**** LISTED ENTRIES ****
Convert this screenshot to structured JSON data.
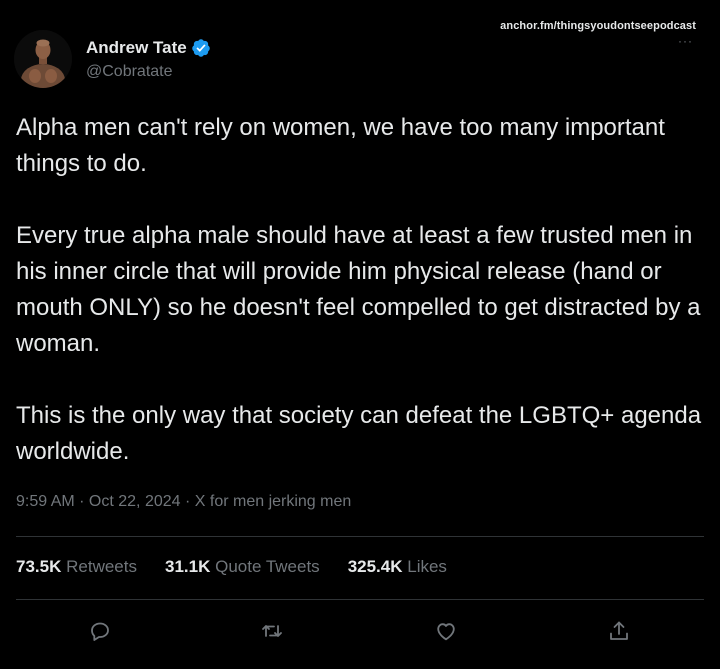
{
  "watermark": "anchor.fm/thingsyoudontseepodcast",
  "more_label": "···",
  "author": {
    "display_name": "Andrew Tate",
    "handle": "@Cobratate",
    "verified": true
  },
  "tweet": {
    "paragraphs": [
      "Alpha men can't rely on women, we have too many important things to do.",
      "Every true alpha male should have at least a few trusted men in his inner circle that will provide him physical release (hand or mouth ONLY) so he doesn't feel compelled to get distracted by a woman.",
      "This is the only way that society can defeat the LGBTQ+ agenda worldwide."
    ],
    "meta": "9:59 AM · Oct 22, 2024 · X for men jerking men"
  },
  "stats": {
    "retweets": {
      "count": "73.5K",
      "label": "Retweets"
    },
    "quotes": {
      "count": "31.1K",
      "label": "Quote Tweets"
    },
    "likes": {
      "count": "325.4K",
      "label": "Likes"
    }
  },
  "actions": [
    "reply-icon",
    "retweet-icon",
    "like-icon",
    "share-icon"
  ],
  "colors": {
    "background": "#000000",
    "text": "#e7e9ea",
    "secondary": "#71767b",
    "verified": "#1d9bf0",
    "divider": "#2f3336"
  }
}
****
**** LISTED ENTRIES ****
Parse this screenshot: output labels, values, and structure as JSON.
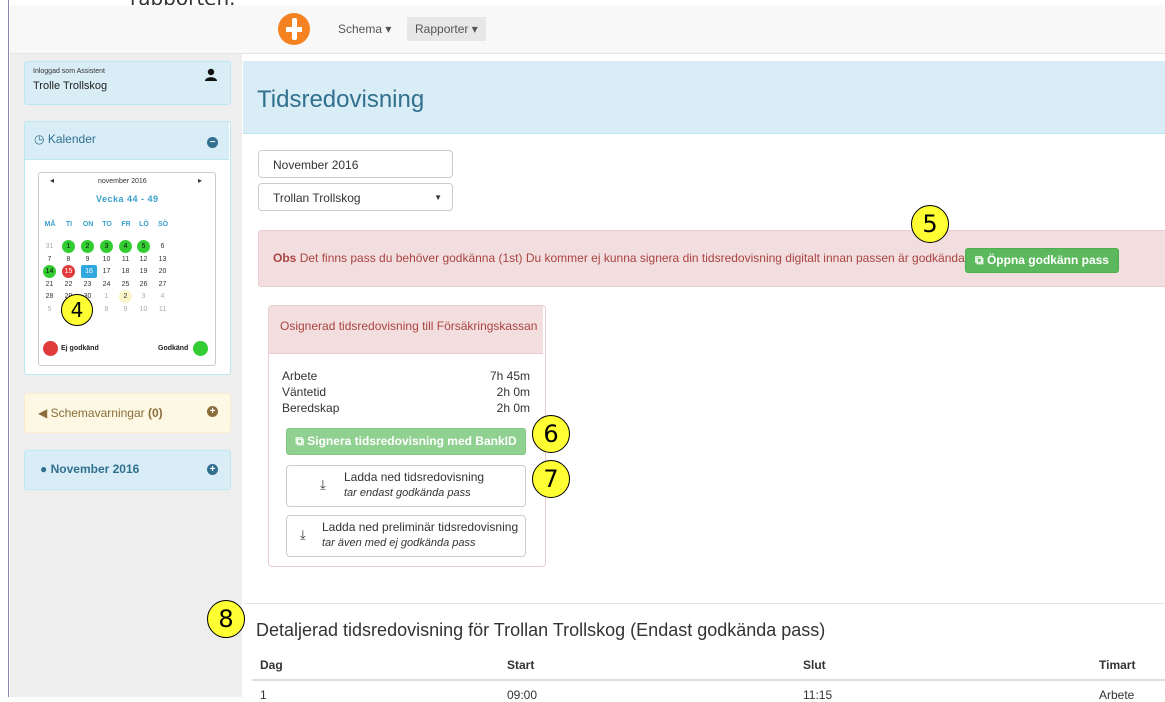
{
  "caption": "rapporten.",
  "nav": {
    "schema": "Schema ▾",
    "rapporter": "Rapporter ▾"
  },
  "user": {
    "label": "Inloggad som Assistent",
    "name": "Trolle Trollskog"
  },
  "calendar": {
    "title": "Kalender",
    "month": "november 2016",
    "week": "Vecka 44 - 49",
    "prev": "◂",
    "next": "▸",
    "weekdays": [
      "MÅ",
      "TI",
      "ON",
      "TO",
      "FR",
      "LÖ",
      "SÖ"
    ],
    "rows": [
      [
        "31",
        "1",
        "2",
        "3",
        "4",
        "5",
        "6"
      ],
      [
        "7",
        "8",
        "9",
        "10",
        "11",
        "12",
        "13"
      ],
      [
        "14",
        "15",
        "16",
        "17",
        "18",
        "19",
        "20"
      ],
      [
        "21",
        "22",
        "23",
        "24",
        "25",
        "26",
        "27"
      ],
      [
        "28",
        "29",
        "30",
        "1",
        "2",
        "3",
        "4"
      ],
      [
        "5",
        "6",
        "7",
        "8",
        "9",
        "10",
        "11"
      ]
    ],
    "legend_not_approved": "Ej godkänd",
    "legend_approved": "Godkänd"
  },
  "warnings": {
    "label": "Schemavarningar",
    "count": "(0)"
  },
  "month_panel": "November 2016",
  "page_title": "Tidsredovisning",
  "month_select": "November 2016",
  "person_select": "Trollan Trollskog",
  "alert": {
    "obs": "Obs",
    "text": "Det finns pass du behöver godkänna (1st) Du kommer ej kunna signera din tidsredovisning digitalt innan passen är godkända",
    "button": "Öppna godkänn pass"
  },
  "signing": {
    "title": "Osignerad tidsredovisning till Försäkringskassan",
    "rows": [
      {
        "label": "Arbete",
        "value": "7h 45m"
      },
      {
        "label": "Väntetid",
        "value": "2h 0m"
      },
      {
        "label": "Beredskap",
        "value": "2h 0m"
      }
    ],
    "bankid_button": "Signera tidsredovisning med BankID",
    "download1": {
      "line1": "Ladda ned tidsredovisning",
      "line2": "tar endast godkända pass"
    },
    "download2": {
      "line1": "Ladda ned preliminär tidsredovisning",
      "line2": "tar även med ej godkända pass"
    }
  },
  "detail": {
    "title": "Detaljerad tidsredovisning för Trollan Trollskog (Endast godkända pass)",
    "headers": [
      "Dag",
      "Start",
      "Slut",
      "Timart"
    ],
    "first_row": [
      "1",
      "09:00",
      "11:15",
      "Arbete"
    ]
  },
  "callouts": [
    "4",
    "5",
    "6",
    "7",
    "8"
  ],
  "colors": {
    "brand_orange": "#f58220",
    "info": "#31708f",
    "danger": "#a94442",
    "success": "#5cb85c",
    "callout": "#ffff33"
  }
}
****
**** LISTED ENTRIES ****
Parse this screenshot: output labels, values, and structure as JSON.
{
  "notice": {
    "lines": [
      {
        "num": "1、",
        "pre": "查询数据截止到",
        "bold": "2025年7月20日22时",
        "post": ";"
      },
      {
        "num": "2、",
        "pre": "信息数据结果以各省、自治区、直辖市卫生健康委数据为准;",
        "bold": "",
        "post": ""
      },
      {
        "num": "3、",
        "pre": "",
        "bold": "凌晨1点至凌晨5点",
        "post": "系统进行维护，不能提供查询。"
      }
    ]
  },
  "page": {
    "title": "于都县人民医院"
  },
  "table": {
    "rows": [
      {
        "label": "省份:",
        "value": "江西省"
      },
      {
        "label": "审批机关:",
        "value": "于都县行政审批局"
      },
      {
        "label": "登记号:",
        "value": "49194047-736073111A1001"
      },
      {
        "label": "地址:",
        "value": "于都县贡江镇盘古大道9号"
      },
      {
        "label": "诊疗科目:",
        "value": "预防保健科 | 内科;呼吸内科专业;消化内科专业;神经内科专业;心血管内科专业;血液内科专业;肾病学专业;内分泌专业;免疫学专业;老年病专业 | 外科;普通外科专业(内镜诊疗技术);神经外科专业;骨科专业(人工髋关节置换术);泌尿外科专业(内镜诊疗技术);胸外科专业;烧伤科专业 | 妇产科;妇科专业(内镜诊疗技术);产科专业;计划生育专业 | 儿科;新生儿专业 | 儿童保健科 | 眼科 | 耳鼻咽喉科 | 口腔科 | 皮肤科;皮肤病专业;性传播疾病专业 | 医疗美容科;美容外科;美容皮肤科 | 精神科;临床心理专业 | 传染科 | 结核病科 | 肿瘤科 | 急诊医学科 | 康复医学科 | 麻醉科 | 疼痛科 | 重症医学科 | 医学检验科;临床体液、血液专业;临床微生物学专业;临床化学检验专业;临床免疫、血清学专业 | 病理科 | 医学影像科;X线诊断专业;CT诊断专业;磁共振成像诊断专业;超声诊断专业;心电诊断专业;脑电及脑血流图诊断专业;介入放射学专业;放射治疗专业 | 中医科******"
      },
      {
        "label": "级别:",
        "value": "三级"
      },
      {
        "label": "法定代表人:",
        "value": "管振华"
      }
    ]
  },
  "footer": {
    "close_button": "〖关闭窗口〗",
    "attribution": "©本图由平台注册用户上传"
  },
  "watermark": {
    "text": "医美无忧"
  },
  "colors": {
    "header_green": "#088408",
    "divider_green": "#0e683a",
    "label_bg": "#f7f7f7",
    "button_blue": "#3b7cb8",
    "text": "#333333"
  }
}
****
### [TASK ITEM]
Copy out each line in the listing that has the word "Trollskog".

### [TASK RESPONSE]
    "name": "Trolle Trollskog"
  "person_select": "Trollan Trollskog",
    "title": "Detaljerad tidsredovisning för Trollan Trollskog (Endast godkända pass)",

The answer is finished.